• _TRY IT_:
Where a line below holds the string "cardiaque", copy that line.

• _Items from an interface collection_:
-- Opening Marker --
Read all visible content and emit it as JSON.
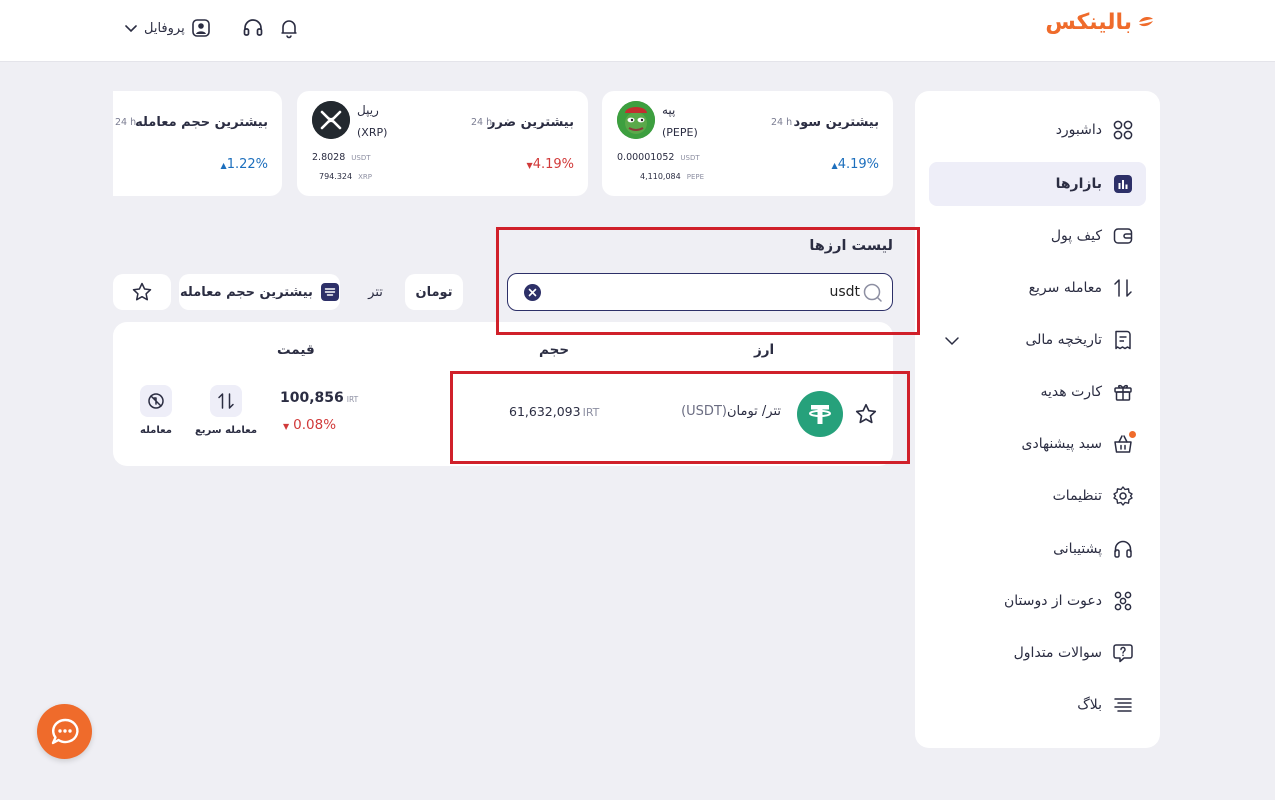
{
  "header": {
    "logo_text": "بالینکس",
    "profile_label": "پروفایل"
  },
  "sidebar": {
    "items": [
      {
        "label": "داشبورد",
        "icon": "dashboard-grid-icon"
      },
      {
        "label": "بازارها",
        "icon": "markets-chart-icon",
        "active": true
      },
      {
        "label": "کیف پول",
        "icon": "wallet-icon"
      },
      {
        "label": "معامله سریع",
        "icon": "swap-arrows-icon"
      },
      {
        "label": "تاریخچه مالی",
        "icon": "receipt-icon",
        "expandable": true
      },
      {
        "label": "کارت هدیه",
        "icon": "gift-icon"
      },
      {
        "label": "سبد پیشنهادی",
        "icon": "basket-icon",
        "badge": true
      },
      {
        "label": "تنظیمات",
        "icon": "gear-icon"
      },
      {
        "label": "پشتیبانی",
        "icon": "headset-icon"
      },
      {
        "label": "دعوت از دوستان",
        "icon": "invite-friends-icon"
      },
      {
        "label": "سوالات متداول",
        "icon": "faq-icon"
      },
      {
        "label": "بلاگ",
        "icon": "blog-lines-icon"
      }
    ]
  },
  "stats": [
    {
      "title": "بیشترین سود",
      "period": "24 h",
      "coin_name": "پپه",
      "coin_symbol": "(PEPE)",
      "price": "0.00001052",
      "price_unit": "USDT",
      "volume": "4,110,084",
      "volume_unit": "PEPE",
      "change": "4.19%",
      "direction": "up"
    },
    {
      "title": "بیشترین ضرر",
      "period": "24 h",
      "coin_name": "ریپل",
      "coin_symbol": "(XRP)",
      "price": "2.8028",
      "price_unit": "USDT",
      "volume": "794.324",
      "volume_unit": "XRP",
      "change": "4.19%",
      "direction": "down"
    },
    {
      "title": "بیشترین حجم معامله",
      "period": "24 h",
      "change": "1.22%",
      "direction": "up"
    }
  ],
  "currency_list": {
    "title": "لیست ارزها",
    "search_value": "usdt",
    "filters": {
      "toman": "تومان",
      "tether": "تتر",
      "sort": "بیشترین حجم معامله"
    },
    "columns": {
      "currency": "ارز",
      "volume": "حجم",
      "price": "قیمت"
    },
    "rows": [
      {
        "name": "تتر/ تومان",
        "symbol": "(USDT)",
        "volume": "61,632,093",
        "volume_unit": "IRT",
        "price": "100,856",
        "price_unit": "IRT",
        "change": "0.08%",
        "direction": "down",
        "action_quick": "معامله سریع",
        "action_trade": "معامله"
      }
    ]
  },
  "colors": {
    "accent": "#ef6b2b",
    "navy": "#2d3068",
    "up": "#1d6fbd",
    "down": "#d13a3a",
    "highlight": "#d0202a"
  }
}
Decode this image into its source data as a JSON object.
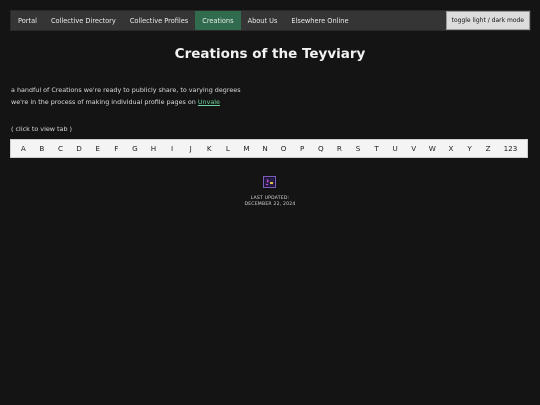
{
  "nav": {
    "items": [
      {
        "label": "Portal"
      },
      {
        "label": "Collective Directory"
      },
      {
        "label": "Collective Profiles"
      },
      {
        "label": "Creations",
        "active": true
      },
      {
        "label": "About Us"
      },
      {
        "label": "Elsewhere Online"
      }
    ],
    "toggle_label": "toggle light / dark mode"
  },
  "page": {
    "title": "Creations of the Teyviary",
    "intro_line1": "a handful of Creations we're ready to publicly share, to varying degrees",
    "intro_line2_prefix": "we're in the process of making individual profile pages on ",
    "intro_link": "Unvale",
    "tab_hint": "( click to view tab )"
  },
  "alphabet": [
    "A",
    "B",
    "C",
    "D",
    "E",
    "F",
    "G",
    "H",
    "I",
    "J",
    "K",
    "L",
    "M",
    "N",
    "O",
    "P",
    "Q",
    "R",
    "S",
    "T",
    "U",
    "V",
    "W",
    "X",
    "Y",
    "Z",
    "123"
  ],
  "footer": {
    "updated_label": "LAST UPDATED:",
    "updated_date": "DECEMBER 22, 2024"
  },
  "colors": {
    "background": "#141414",
    "navbar": "#353535",
    "active_tab": "#2f6b4c",
    "link": "#6fcf9a"
  }
}
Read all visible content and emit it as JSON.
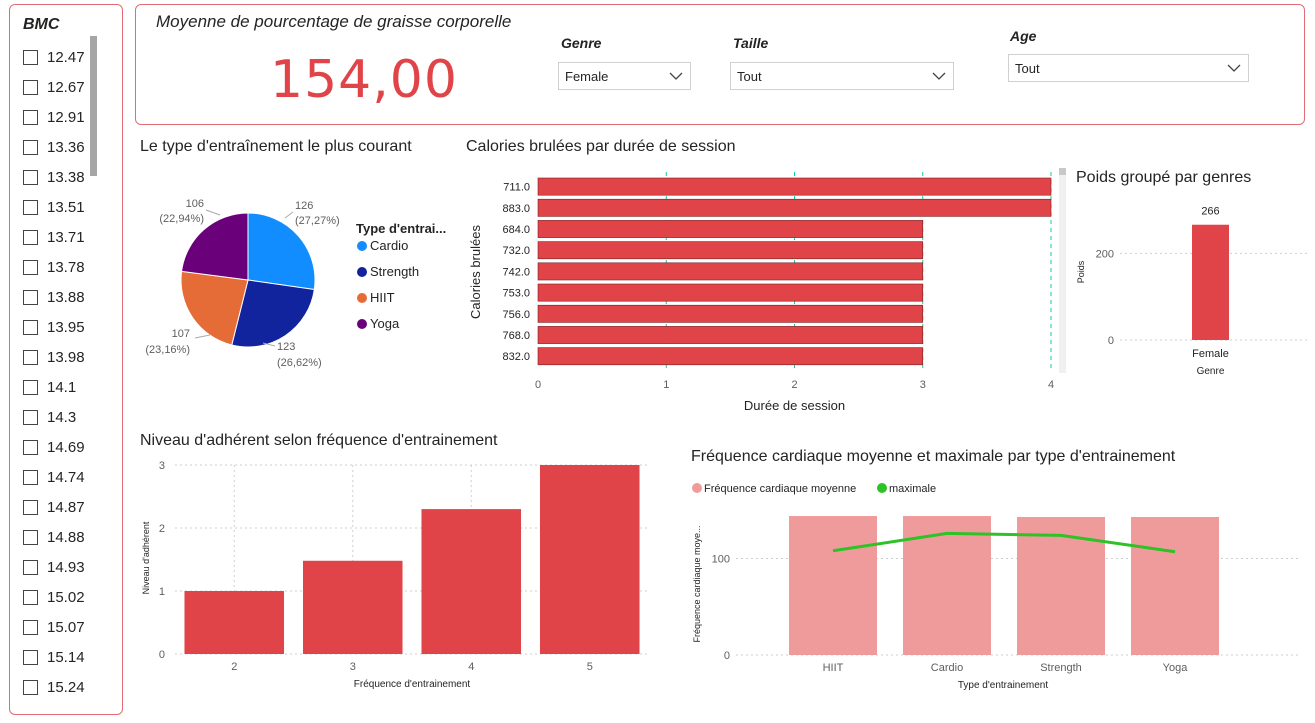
{
  "bmc": {
    "title": "BMC",
    "items": [
      "12.47",
      "12.67",
      "12.91",
      "13.36",
      "13.38",
      "13.51",
      "13.71",
      "13.78",
      "13.88",
      "13.95",
      "13.98",
      "14.1",
      "14.3",
      "14.69",
      "14.74",
      "14.87",
      "14.88",
      "14.93",
      "15.02",
      "15.07",
      "15.14",
      "15.24"
    ]
  },
  "kpi": {
    "title": "Moyenne de pourcentage de graisse corporelle",
    "value": "154,00"
  },
  "filters": {
    "genre": {
      "label": "Genre",
      "value": "Female"
    },
    "taille": {
      "label": "Taille",
      "value": "Tout"
    },
    "age": {
      "label": "Age",
      "value": "Tout"
    }
  },
  "pie": {
    "title": "Le type d'entraînement le plus courant",
    "legend_title": "Type d'entrai...",
    "chart_data": {
      "type": "pie",
      "slices": [
        {
          "name": "Cardio",
          "value": 126,
          "label": "126",
          "pct": "(27,27%)",
          "color": "#118dff"
        },
        {
          "name": "Strength",
          "value": 123,
          "label": "123",
          "pct": "(26,62%)",
          "color": "#12239e"
        },
        {
          "name": "HIIT",
          "value": 107,
          "label": "107",
          "pct": "(23,16%)",
          "color": "#e66c37"
        },
        {
          "name": "Yoga",
          "value": 106,
          "label": "106",
          "pct": "(22,94%)",
          "color": "#6b007b"
        }
      ]
    }
  },
  "calories": {
    "title": "Calories brulées par durée de session",
    "chart_data": {
      "type": "bar",
      "orientation": "horizontal",
      "categories": [
        "711.0",
        "883.0",
        "684.0",
        "732.0",
        "742.0",
        "753.0",
        "756.0",
        "768.0",
        "832.0"
      ],
      "values": [
        4,
        4,
        3,
        3,
        3,
        3,
        3,
        3,
        3
      ],
      "xlabel": "Durée de session",
      "ylabel": "Calories brulées",
      "xlim": [
        0,
        4
      ],
      "xticks": [
        "0",
        "1",
        "2",
        "3",
        "4"
      ],
      "color": "#e04448"
    }
  },
  "poids": {
    "title": "Poids groupé par genres",
    "chart_data": {
      "type": "bar",
      "categories": [
        "Female"
      ],
      "values": [
        266
      ],
      "data_labels": [
        "266"
      ],
      "xlabel": "Genre",
      "ylabel": "Poids",
      "ylim": [
        0,
        300
      ],
      "yticks": [
        "0",
        "200"
      ],
      "color": "#e04448"
    }
  },
  "adherent": {
    "title": "Niveau d'adhérent selon fréquence d'entrainement",
    "chart_data": {
      "type": "bar",
      "categories": [
        "2",
        "3",
        "4",
        "5"
      ],
      "values": [
        1.0,
        1.48,
        2.3,
        3.0
      ],
      "xlabel": "Fréquence d'entrainement",
      "ylabel": "Niveau d'adhérent",
      "ylim": [
        0,
        3
      ],
      "yticks": [
        "0",
        "1",
        "2",
        "3"
      ],
      "color": "#e04448"
    }
  },
  "frequence": {
    "title": "Fréquence cardiaque moyenne et maximale par type d'entrainement",
    "legend": [
      {
        "label": "Fréquence cardiaque moyenne",
        "color": "#ef9b9b"
      },
      {
        "label": "maximale",
        "color": "#2dc225"
      }
    ],
    "chart_data": {
      "type": "bar",
      "categories": [
        "HIIT",
        "Cardio",
        "Strength",
        "Yoga"
      ],
      "series": [
        {
          "name": "Fréquence cardiaque moyenne",
          "values": [
            144,
            144,
            143,
            143
          ]
        },
        {
          "name": "maximale",
          "values": [
            108,
            126,
            124,
            107
          ]
        }
      ],
      "xlabel": "Type d'entrainement",
      "ylabel": "Fréquence cardiaque moye...",
      "ylim": [
        0,
        200
      ],
      "yticks": [
        "0",
        "100"
      ]
    }
  }
}
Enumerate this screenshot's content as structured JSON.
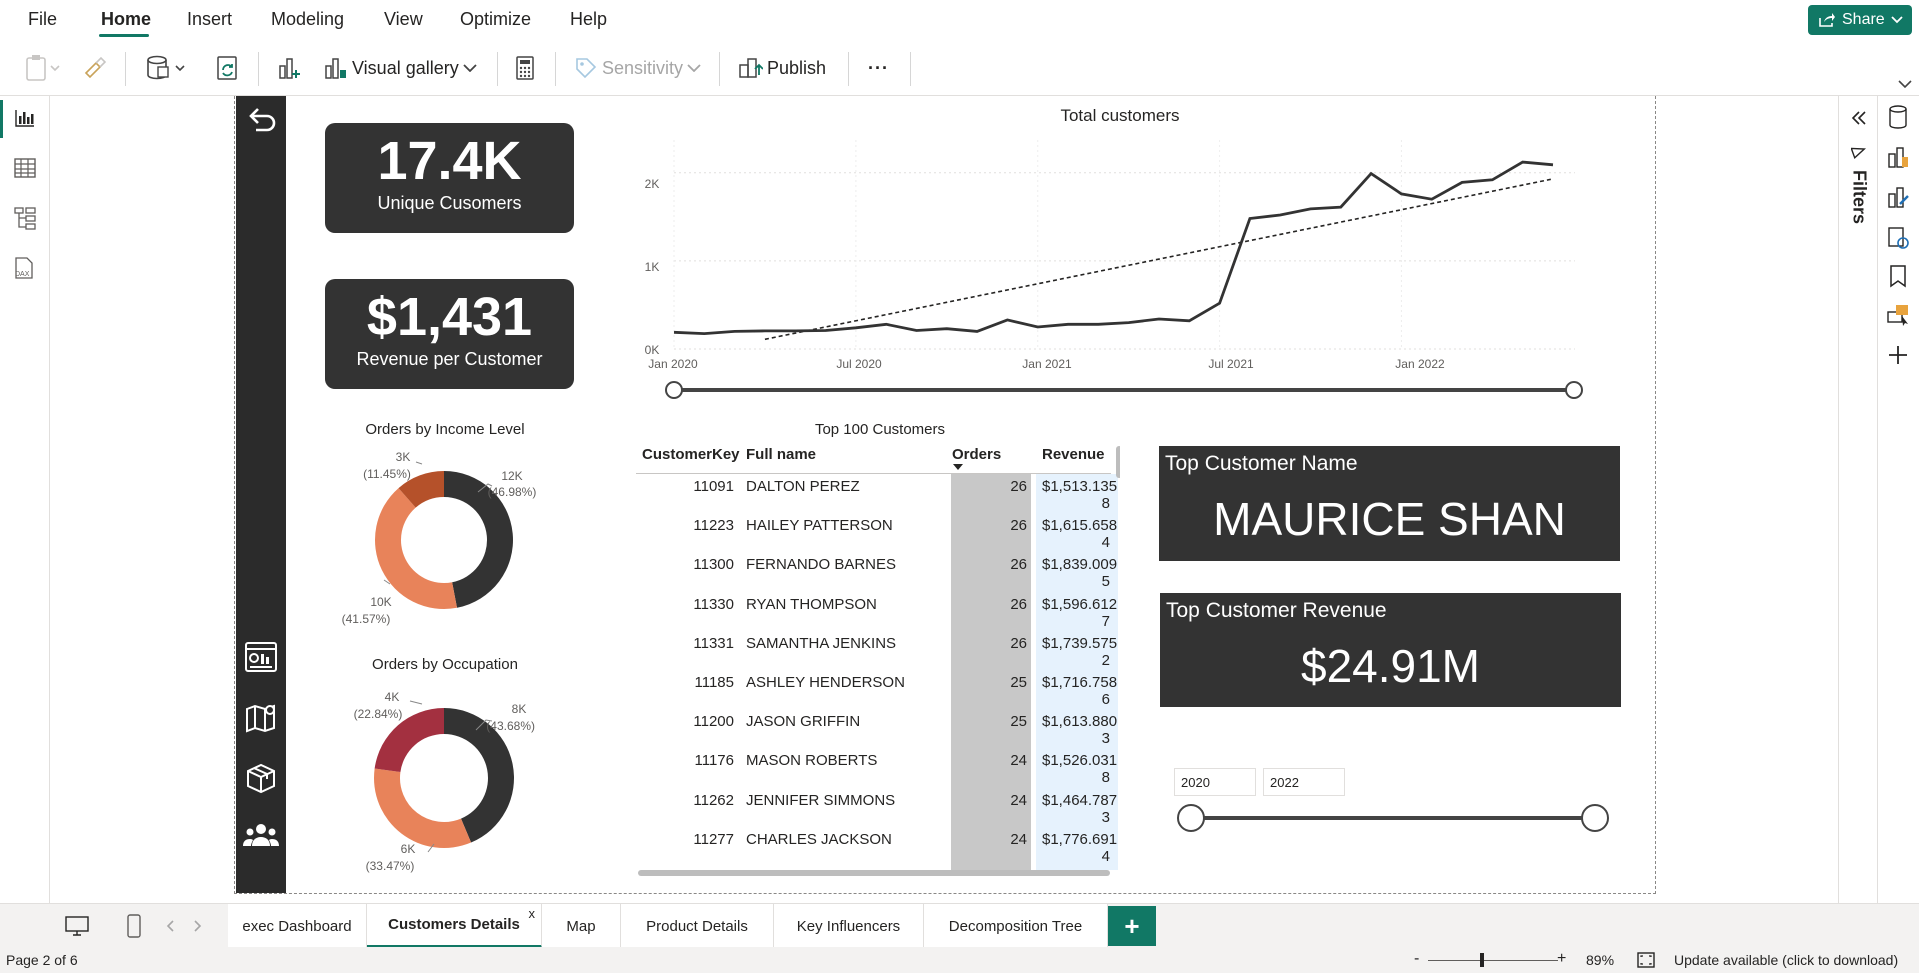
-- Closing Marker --
• _ANSWER TO THIS PROBLEM_:
    "title": "Fréquence cardiaque moyenne et maximale par type d'entrainement",
        "label": "Fréquence cardiaque moyenne",
          "name": "Fréquence cardiaque moyenne",
      "ylabel": "Fréquence cardiaque moye...",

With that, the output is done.